David von MindenDr. David von Minden has announced his intention to retire at the end of this semester. He has served the Department of Chemistry for 24 years. Dr. von Minden grew up in La Grange, Texas, which is about halfway between Austin and Houston. After earning his BS degree in Chemistry from Texas Tech University, he began his graduate work at the University of Nebraska. He worked in organic chemistry with a focus on mass spectrometry. After completing his PhD, he served in post-doctoral positions for four years. He then began a 19-year career in the Navy focusing on toxicology. After retiring from the Navy he worked a few years as a toxicologist for a medical laboratory. He Joined the UCO Chemistry Department in 1996, filling a need for more support for the Department’s forensic science program. Early in his career at UCO, Dr. von Minden served as faculty advisor for the Chemistry Club, and students were enthusiastic about his devotion to the club. Dr. von Minden also helped students create the Forensic Science Club, which includes both undergraduate and graduate students. He enjoyed cookouts with the clubs. Dr. von Minden also contributed his time to the UCO chapter of the American Association of University Professors, including serving a term as President. Dr. von Minden is well-known for his chili, which he would bring to cookouts and department and college potlucks. For a long time, he enjoyed gardening in his back yard, and often shared his plentiful chile peppers and heirloom tomatoes with his colleagues. In his classes, Dr. von Minden enjoyed including the history of chemistry in his General Chemistry lectures, so students understood the human side of the discipline. He would also try to convince promising students to switch their majors to chemistry, and a few students did switch because of this encouragement. Dr. von Minden reports that he spent more time at UCO than any other job, and he has lived in Edmond longer than he has anywhere else. He plans to remain in Edmond upon retiring, so if you are in the area he would be happy for you to contact him.

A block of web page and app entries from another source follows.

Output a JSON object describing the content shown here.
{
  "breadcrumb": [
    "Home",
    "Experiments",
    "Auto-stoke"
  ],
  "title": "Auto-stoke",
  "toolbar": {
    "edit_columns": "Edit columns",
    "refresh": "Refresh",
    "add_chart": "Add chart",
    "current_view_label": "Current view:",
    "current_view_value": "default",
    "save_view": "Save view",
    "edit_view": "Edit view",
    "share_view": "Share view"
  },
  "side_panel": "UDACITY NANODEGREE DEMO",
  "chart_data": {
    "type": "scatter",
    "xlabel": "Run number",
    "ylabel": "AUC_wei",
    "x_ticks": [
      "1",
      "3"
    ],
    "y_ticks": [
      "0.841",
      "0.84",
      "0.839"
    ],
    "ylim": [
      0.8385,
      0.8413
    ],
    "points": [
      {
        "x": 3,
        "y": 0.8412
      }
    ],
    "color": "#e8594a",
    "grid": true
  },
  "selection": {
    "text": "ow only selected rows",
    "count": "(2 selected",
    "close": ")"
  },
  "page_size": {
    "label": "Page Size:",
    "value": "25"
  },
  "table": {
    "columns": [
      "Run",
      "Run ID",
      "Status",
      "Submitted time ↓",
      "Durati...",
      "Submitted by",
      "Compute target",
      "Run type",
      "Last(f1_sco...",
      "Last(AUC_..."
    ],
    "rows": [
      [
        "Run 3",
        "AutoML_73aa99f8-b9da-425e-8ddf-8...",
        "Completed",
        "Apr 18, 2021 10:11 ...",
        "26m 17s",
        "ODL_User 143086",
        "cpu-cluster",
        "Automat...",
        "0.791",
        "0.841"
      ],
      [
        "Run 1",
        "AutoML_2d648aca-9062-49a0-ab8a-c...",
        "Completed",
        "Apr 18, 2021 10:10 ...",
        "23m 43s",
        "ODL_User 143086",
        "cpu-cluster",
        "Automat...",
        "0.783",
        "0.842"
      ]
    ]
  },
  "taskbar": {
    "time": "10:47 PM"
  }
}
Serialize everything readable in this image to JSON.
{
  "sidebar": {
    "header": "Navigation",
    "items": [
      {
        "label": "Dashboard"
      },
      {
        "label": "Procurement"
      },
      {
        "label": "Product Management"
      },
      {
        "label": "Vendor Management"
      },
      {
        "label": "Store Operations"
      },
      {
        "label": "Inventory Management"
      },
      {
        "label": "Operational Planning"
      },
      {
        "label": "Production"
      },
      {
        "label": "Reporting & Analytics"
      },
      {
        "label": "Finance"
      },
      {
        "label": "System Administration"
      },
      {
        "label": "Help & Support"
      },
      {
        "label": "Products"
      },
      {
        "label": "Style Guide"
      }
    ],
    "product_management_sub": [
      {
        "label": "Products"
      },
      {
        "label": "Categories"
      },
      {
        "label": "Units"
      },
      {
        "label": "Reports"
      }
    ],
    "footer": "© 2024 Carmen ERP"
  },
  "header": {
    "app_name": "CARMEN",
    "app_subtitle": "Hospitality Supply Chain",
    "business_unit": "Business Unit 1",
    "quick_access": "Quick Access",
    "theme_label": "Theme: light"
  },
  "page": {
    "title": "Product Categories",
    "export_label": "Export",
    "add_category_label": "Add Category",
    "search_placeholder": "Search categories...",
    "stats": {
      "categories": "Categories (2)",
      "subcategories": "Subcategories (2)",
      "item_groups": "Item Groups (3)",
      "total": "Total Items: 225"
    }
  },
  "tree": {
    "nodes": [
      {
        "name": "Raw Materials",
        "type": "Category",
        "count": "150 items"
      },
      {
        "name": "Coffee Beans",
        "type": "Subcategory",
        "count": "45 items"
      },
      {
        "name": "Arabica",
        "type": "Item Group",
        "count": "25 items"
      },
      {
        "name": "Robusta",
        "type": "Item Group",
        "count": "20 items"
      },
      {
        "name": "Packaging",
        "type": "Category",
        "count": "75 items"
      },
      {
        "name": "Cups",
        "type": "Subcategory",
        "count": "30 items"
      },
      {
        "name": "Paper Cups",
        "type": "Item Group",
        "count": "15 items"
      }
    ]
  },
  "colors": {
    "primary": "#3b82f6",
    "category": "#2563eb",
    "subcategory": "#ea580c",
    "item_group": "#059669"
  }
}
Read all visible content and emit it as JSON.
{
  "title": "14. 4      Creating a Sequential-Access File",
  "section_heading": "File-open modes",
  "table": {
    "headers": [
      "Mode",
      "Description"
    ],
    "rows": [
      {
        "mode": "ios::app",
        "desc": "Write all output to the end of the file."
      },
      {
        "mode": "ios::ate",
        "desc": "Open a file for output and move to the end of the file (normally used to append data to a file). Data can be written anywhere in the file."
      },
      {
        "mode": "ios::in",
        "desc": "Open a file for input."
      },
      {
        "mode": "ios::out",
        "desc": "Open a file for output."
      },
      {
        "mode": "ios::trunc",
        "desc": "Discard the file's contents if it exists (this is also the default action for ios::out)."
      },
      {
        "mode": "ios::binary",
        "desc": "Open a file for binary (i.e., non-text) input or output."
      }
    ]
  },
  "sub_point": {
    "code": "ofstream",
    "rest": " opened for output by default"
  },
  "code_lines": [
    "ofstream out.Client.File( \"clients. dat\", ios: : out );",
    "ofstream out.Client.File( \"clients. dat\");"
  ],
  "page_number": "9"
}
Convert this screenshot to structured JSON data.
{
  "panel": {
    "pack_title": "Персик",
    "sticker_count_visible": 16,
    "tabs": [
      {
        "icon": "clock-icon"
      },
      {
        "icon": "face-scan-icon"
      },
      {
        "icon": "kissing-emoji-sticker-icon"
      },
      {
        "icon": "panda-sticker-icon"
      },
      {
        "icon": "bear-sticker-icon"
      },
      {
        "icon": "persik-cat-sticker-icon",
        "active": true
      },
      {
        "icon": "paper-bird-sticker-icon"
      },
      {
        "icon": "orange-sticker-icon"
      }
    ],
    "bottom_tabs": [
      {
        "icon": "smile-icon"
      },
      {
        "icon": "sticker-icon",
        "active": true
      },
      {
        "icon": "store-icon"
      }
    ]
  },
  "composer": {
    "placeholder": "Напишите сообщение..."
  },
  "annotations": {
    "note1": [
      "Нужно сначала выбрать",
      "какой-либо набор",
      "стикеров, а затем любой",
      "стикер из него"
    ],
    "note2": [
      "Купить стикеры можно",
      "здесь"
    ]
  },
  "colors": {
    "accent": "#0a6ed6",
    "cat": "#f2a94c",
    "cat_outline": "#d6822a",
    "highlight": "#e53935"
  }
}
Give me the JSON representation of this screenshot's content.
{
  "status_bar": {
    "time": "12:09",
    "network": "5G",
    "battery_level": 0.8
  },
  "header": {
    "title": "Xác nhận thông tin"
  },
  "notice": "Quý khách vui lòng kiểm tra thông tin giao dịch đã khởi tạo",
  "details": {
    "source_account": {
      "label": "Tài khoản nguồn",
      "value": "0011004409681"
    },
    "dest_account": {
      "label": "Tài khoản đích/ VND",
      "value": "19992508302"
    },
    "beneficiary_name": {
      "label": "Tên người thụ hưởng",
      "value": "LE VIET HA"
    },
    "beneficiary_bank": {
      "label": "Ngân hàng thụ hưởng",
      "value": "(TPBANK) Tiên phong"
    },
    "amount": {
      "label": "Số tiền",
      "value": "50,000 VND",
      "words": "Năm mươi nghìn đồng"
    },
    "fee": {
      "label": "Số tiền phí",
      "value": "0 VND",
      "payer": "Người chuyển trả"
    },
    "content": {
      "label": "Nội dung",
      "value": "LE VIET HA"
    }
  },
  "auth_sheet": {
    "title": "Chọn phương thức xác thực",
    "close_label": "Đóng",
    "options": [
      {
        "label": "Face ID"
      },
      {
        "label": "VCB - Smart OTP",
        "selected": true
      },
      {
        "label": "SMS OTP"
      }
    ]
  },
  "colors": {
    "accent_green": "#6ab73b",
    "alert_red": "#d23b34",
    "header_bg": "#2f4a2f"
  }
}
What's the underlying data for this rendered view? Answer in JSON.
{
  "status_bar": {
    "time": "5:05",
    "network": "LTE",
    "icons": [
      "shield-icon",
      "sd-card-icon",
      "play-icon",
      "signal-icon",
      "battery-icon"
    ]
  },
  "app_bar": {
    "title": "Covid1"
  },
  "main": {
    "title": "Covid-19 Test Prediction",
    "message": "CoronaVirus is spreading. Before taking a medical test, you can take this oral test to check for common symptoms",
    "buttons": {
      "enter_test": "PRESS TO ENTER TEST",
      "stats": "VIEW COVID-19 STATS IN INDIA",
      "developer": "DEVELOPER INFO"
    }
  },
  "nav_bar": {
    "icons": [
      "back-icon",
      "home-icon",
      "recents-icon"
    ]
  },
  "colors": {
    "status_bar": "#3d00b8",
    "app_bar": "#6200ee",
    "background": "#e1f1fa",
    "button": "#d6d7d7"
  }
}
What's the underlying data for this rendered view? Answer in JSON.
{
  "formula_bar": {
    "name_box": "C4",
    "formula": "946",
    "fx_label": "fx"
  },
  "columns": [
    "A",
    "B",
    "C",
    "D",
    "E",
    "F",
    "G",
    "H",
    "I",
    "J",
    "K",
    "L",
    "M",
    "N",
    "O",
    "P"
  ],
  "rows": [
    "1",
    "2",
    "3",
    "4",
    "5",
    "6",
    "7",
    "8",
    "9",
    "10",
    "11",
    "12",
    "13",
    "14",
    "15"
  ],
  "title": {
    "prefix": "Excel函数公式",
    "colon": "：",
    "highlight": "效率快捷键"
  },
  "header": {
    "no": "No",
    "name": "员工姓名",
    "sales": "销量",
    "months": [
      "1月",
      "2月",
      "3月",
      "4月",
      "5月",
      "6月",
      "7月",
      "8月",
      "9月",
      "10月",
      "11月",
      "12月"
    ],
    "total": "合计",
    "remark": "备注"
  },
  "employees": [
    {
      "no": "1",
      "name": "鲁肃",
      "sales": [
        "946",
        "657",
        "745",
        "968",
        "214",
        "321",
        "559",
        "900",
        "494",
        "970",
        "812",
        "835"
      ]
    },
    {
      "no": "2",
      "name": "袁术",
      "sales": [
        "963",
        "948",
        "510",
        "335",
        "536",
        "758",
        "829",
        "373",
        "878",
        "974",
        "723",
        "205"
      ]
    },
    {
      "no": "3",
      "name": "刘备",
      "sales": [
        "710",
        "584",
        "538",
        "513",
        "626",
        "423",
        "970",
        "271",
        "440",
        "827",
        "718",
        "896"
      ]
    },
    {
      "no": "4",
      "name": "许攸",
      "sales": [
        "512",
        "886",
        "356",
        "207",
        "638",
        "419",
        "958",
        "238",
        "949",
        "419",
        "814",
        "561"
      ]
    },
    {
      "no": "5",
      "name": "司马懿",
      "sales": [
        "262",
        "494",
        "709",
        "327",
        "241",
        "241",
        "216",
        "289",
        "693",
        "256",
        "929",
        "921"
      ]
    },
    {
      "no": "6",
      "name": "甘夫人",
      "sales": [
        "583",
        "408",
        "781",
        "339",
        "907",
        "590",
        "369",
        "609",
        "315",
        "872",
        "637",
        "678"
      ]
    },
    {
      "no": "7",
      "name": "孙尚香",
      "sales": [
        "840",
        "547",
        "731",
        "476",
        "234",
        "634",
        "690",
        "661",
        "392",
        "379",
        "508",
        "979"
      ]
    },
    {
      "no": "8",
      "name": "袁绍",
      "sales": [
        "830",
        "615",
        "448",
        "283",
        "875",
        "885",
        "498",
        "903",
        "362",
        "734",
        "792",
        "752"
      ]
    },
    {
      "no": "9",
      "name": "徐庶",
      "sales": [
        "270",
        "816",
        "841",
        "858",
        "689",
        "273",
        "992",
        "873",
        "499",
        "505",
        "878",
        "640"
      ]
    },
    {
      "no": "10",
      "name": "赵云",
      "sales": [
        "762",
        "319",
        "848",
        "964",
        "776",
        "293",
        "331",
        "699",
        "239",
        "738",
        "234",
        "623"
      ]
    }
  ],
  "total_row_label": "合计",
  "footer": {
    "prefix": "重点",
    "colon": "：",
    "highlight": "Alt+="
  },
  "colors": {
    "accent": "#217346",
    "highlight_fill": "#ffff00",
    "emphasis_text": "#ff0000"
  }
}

CHEM Updates

Like many departments across campus, the Chemistry Department has a long history of faculty who take pride in and devote a great amount of time to their work with students in the classroom. Over the past year, a number of faculty in the Department spent time learning how to improve their teaching through book groups, workshops, and other learning opportunities. Eric Eitrheim was named a VIPEr Fellow in an innovative National Science Foundation-funded study to develop, test, and refine a flexible, foundation-level inorganic chemistry course. As one of the first twenty faculty selected for this ground-breaking project, Eric Eitrheim joins other inorganic chemists from across the country in a community of practice dedicated to improving student learning. A number of faculty from the Department participated in events sponsored by UCO’s Center for Excellence in Transformative Teaching & Learning 21st Century Pedagogy Institute (CETTL 21CPI). 21CPI exposes faculty to ideas related to course design, active learning strategies, learning assessment, learning environment, and academic professionalism. In addition, faculty can learn about and begin projects in the Scholarship of Teaching and Learning (SoTL). Through participation in activities, evidence of adopting practices, and reflections on the impact of these new practices, faculty can earn various levels of recognition. Four Chemistry faculty members (Dallas New, Sanjeewa Gamagedara, Shawna Ellis, and Stephanie Skiles) were recognized as SoTL Research Participants. Two Chemistry faculty members (Luis Montes and Shawna Ellis) were recognized as 2019 Teacher-Scholars, and four Chemistry faculty members (Amanda Waters, Eric Eitrheim, Sanjeewa Gamagedara, and Stephanie Skiles) were recognized as 2019 Distinguished Teacher-Scholars. In addition to these recognitions, two Chemistry faculty members (Cheryl Frech and Luis Montes) who have previously been recognized with UCO’s Neely Excellence in Teaching awards, were invited to contribute to a book with reflections by Neely award winners. Cheryl’s reflection “A Long and Winding Road: A Teaching Journey”, and Luis’ reflection “Take the Next Step: Opportunities for Growth”, are now included in the book Inspired Learning: 50 Insights from Personal Transformative Learning Journeys.